Please count the lines in the data below that mention the word "JSON", then give only the total.
Segment Open
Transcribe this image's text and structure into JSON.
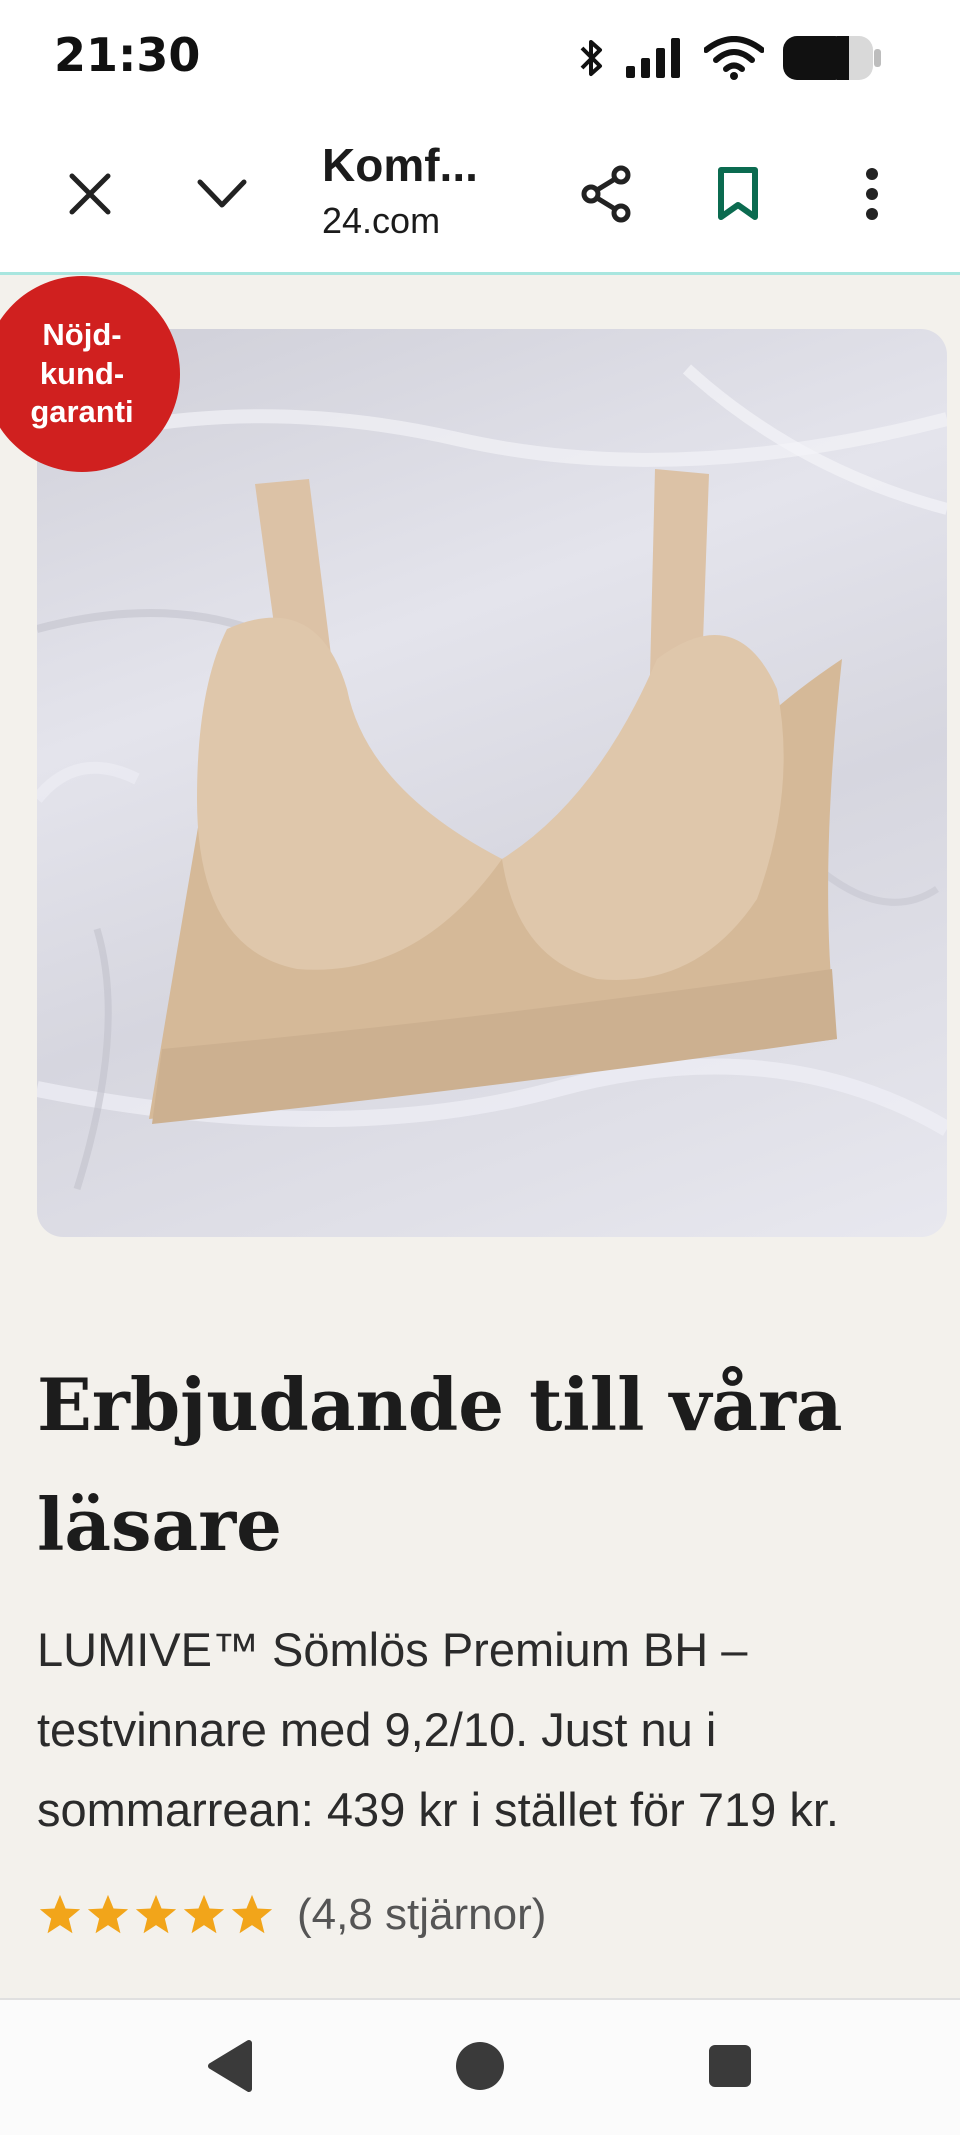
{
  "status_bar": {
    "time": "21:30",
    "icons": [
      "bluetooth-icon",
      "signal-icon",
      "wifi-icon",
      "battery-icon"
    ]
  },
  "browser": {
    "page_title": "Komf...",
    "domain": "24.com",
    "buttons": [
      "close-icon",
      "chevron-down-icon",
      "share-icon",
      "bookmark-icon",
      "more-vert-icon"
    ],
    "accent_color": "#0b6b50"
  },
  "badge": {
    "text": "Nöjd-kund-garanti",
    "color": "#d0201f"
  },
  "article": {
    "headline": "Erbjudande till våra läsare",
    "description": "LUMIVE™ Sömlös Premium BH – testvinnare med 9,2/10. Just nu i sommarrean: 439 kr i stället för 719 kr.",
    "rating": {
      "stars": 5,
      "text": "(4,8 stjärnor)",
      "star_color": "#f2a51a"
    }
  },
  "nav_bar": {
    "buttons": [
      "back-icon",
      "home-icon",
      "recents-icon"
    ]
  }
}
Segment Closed
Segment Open
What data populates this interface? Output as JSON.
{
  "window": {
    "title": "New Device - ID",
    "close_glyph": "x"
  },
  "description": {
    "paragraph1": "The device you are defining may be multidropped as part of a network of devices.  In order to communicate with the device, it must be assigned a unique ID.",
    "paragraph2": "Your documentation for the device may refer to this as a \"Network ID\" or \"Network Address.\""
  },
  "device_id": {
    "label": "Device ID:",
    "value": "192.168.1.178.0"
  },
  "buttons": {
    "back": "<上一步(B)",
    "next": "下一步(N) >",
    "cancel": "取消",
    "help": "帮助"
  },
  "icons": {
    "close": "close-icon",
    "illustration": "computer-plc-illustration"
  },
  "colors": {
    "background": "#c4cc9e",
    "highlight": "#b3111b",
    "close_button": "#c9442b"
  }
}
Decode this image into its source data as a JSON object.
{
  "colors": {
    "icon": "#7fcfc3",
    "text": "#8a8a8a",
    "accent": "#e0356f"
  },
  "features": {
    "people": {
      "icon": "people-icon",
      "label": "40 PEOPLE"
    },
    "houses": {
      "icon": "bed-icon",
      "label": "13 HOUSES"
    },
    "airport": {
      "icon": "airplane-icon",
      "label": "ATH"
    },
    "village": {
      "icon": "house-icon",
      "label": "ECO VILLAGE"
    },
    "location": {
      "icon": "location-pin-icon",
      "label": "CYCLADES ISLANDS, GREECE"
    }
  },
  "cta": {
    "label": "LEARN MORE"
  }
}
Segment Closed
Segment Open
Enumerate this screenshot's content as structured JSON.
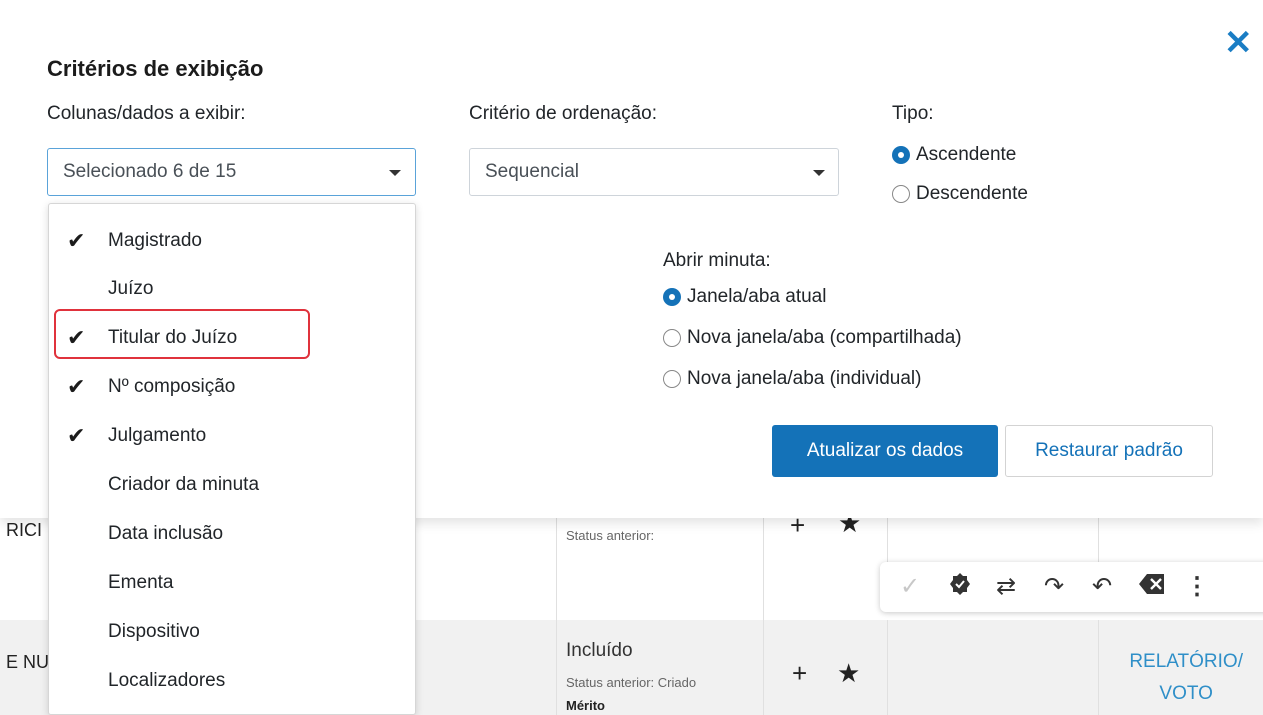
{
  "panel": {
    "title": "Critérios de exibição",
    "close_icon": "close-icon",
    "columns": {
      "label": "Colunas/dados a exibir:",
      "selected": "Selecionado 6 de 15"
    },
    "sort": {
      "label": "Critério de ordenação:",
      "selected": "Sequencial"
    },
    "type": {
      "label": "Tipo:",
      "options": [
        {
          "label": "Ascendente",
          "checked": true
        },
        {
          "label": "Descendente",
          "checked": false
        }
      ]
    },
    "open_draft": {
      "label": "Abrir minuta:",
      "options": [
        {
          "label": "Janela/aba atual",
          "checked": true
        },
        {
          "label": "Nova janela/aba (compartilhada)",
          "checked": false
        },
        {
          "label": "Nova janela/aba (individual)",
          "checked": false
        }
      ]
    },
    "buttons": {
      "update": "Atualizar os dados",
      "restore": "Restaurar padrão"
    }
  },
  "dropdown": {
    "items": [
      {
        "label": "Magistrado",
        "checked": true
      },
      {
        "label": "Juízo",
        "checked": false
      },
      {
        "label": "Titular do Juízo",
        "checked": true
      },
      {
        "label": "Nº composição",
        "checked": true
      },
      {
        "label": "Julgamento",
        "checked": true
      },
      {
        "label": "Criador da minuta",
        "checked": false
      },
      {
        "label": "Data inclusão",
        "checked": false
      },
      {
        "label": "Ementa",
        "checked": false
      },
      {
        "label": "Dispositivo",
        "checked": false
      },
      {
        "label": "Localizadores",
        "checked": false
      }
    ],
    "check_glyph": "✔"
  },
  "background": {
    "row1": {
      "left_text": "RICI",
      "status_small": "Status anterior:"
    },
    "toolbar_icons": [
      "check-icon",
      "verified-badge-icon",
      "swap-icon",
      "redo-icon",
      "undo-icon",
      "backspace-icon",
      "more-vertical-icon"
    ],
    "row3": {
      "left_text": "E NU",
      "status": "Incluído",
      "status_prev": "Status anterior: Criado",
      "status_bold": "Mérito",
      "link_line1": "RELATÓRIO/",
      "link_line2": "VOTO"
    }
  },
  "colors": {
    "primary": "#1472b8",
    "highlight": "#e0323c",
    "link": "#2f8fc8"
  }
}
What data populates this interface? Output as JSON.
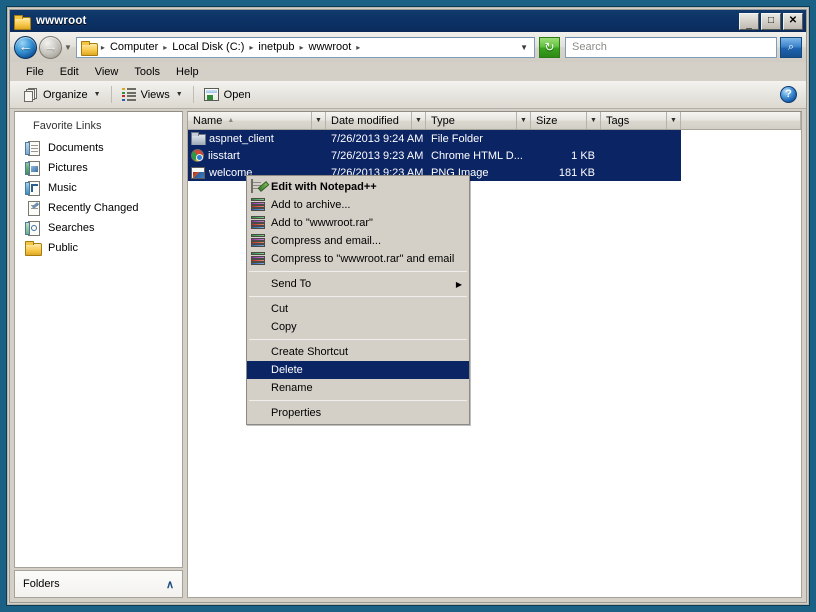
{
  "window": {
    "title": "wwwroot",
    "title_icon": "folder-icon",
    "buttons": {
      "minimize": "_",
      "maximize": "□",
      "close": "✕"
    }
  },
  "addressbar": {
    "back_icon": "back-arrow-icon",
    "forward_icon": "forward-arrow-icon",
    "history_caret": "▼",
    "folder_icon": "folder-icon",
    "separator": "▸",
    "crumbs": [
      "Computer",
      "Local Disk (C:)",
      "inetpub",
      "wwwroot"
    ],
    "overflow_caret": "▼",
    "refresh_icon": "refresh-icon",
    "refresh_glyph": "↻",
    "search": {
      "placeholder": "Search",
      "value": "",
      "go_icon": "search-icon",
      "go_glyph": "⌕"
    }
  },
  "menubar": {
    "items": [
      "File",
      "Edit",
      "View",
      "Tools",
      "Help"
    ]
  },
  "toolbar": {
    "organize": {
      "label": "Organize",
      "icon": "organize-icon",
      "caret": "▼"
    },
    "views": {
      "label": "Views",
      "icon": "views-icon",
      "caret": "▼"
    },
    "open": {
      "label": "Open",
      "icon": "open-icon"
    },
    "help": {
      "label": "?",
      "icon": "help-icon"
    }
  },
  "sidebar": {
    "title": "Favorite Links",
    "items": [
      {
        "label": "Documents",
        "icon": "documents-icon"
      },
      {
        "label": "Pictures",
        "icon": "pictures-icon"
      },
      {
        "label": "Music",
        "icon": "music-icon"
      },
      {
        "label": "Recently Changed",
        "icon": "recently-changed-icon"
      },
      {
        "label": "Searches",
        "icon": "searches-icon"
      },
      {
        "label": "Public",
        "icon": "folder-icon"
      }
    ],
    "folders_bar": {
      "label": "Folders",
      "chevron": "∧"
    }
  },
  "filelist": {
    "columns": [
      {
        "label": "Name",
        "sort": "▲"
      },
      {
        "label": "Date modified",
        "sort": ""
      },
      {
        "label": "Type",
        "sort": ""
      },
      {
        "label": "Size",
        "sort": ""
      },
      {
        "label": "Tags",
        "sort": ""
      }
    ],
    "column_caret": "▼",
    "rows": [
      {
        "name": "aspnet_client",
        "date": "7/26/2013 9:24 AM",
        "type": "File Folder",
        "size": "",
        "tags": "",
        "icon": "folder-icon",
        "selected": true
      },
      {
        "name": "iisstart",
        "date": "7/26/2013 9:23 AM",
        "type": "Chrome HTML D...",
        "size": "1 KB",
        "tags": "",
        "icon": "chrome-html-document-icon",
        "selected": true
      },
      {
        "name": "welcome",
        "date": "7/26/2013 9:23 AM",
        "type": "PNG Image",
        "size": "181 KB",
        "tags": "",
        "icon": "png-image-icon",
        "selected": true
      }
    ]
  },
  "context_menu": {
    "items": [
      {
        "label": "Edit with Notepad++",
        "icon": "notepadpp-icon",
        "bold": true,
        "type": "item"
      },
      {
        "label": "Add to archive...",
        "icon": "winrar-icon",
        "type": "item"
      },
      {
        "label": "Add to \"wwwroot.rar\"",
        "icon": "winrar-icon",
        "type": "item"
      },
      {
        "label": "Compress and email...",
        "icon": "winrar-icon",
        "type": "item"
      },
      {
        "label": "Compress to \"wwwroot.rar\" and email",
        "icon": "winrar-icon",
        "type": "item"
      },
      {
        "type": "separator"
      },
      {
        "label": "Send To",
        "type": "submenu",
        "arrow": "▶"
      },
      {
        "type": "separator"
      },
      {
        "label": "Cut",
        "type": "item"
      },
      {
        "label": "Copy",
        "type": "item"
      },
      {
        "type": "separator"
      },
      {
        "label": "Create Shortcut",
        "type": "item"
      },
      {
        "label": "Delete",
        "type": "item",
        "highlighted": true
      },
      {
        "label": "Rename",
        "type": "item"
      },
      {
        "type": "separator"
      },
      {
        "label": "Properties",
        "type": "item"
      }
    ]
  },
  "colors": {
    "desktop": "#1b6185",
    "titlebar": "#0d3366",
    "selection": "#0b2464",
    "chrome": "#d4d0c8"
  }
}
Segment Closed
» **REPLY TO THE TASK**:
5